4 PM, at the bottom of the mine
The tour continues under the escort of warrant-officer Alexandra, air-defense controller in charge of flight security. We descend into the bowels of the base on an interminable elevator ride. First, we have to spend a few minutes learning how to use an Oxy 3000 respiratory mask, a necessary piece of equipment in case of a fire on the underground floors. “You never know,” Marion points out as we look worried. A few more insulated hallways, plus security checkpoints worthy of James Bond, and here we are, 35 meters underground, in a hidden and heavily reinforced cellar connected to 18 kilometers of tunnels, where we reach another office in the shadows. In total silence, around 20 soldiers, their eyes glued to computer screens, oversee all the flight plans of any air force flights (and occasionally those of the navy, the army and the customs service). “55,000 flight plans per year”, says the head of the unit, Lieutenant Frédéric. On the wall, a world map, blinking lights, and … post cards sent by a few pilots who reached their destination! The clock displays GMT time. In this basement, the best-protected in France, it’s only 2 PM. The time we learn that the visit has lasted long enough.
5:30 PM, in the colonel’s office

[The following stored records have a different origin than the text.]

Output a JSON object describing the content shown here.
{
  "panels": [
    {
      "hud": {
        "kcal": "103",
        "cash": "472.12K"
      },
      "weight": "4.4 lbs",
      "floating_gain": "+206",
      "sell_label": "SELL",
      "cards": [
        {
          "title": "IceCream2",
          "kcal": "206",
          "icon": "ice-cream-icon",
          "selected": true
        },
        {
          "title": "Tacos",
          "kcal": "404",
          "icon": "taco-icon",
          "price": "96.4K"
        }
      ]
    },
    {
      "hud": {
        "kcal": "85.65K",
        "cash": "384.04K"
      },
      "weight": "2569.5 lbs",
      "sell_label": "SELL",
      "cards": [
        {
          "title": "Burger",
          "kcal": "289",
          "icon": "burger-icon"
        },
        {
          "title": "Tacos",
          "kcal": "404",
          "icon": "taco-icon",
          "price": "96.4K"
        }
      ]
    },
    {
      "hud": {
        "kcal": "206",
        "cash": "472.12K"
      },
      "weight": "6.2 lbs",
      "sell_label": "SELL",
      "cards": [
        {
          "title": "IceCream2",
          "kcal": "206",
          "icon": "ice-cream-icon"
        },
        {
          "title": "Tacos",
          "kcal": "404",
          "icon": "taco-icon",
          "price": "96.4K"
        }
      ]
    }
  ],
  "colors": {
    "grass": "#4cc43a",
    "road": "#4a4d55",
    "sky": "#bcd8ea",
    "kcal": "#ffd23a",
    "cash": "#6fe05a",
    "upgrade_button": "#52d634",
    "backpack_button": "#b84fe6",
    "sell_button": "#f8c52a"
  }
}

Return to base 705. Marion heads to a gym session. “We’re required to stay in shape,” she says. Then, she puts her uniform back on before a meeting with the highest-ranking officer at the base, Colonel Guillaume Bourdeloux. This former fighter pilot wants to hear how things have been going since she returned from her latest mission. And also to get up to date on current projects. One of them in particular: setting up an e-signature system. This will eliminate excessive use of paper documents and paper clips. Committed to environmentally-friendly and efficient practices, the colonel assigned this mission to “the woman who can find a solution for anything”. “To be a soldier means being like a Swiss army knife,” she says. As a good soldier should, she doesn’t reveal how she feels about this war on administrative red tape. There’s no doubt; flying will get you anywhere.